A tent full of animated characters, performing right in the heart of New York's Central Park? Sounds like Disney fantasy, but it was, in fact, Disney reality. Earlier this year, the Disney studio gathered members of the press in a huge tent on Central Park's Great Lawn, for a special preview presentation of two of their newest animated features, POCAHONTAS (which opened June 23) and TOY STORY, due in November. This was no ordinary press conference or work-in-progress screening – this was a show! After all, not every tent has a screening room complete with a stage. C.E.O. Michael Eisner and Vice Chairman of the Board Roy Disney started things by placing POCAHONTAS in the context of both the current animation resurgence and past Disney tradition. Last year's aptly titled THE LION KING reigned supreme at the boxoffice, so how do you top the biggest animated film of all time? For Disney Studios, the answer is: diversify. With POCAHONTAS, they have turned to the pages of history for the first time, in a film that centers on the real-life romance between the famous Native American heroine (voiced by actress Irene Bedard) and the British Captain John Smith (Mel Gibson). POCAHONTAS' co-director Mike Gabriel related how he pitched the idea to the Disney execs. In his spare time, he fashioned a mock-up movie poster. With no idea what the main character should look like, he simply drew Tiger Lily (the Indian Princess from PETER PAN) underneath a logo of the title. Unbeknownst to the director when he unveiled the poster, Eisner and Disney had been kicking around the idea of doing a Romeo and Juliet-type animated story.

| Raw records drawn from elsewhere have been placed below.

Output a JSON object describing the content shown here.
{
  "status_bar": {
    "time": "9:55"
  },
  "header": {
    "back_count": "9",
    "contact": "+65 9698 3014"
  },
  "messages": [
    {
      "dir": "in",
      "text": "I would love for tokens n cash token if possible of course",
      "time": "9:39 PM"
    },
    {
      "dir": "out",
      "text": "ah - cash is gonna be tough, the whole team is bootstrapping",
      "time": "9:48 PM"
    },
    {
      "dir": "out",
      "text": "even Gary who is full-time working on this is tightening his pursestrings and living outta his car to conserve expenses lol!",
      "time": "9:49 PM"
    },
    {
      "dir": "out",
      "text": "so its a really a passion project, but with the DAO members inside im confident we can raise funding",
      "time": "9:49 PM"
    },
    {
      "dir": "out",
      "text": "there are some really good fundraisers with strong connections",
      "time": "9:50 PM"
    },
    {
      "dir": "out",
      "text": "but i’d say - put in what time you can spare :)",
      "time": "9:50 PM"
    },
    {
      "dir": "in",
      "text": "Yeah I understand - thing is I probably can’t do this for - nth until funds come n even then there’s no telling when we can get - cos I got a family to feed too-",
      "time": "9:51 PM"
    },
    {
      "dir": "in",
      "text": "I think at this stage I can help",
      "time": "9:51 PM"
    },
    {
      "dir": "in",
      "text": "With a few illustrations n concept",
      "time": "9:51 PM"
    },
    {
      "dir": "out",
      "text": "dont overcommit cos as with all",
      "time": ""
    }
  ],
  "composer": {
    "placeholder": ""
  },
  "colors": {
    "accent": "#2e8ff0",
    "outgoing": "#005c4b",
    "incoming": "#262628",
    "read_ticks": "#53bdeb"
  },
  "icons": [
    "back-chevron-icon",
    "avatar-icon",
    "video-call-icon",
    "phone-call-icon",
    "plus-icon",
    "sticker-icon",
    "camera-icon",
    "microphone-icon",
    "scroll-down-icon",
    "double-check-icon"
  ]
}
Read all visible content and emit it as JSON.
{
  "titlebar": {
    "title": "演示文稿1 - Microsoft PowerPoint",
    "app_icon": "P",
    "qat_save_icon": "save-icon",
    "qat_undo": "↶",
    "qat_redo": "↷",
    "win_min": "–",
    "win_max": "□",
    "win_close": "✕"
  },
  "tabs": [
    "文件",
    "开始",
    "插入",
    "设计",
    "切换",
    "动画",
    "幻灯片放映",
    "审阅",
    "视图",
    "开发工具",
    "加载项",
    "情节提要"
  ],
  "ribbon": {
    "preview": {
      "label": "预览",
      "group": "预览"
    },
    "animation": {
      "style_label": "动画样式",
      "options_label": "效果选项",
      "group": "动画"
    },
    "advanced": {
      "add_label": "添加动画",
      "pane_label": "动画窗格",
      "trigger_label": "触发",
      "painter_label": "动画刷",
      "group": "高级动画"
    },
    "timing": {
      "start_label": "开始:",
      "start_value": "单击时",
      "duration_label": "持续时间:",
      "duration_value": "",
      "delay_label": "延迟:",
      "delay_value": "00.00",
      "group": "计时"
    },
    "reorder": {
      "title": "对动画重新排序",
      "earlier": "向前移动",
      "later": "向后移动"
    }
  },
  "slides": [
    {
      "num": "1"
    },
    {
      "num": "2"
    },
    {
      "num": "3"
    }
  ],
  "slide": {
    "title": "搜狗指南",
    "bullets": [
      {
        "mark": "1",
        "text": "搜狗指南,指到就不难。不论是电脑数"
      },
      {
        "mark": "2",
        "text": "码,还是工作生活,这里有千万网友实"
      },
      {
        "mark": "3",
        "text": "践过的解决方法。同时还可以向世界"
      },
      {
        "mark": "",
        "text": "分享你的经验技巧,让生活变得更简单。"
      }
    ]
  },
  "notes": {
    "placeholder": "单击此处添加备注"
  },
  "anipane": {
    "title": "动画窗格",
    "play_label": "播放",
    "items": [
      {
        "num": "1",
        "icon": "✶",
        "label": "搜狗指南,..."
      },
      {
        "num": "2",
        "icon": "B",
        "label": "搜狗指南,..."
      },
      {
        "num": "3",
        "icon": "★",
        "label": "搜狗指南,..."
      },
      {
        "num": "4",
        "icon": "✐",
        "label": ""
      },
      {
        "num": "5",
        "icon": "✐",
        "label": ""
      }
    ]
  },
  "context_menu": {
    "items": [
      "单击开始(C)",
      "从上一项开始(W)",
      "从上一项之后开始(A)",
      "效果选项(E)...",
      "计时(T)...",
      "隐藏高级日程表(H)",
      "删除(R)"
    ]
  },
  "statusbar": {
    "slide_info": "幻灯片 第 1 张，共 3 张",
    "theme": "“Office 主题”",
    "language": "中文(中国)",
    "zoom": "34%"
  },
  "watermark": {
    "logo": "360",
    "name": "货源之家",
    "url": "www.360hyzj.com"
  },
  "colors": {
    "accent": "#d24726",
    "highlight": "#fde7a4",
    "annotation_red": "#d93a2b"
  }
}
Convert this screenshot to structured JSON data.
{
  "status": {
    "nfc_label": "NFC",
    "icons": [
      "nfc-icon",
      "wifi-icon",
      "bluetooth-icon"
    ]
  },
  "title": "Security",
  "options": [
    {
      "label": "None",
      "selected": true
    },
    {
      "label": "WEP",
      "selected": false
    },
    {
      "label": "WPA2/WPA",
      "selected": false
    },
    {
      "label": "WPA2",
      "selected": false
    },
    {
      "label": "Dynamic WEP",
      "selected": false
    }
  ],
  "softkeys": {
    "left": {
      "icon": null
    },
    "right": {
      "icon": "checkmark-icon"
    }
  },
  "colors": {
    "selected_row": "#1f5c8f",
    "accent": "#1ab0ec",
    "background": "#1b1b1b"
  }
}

Gabriel's pitch was exactly what they were looking for. […]


Source type Magazine
Volume 3.1
Language en
Document type Feature
Media type text
Page count 2
Pages pp. 7,60


Id 3333
Availability Free
Inserted 2017-06-30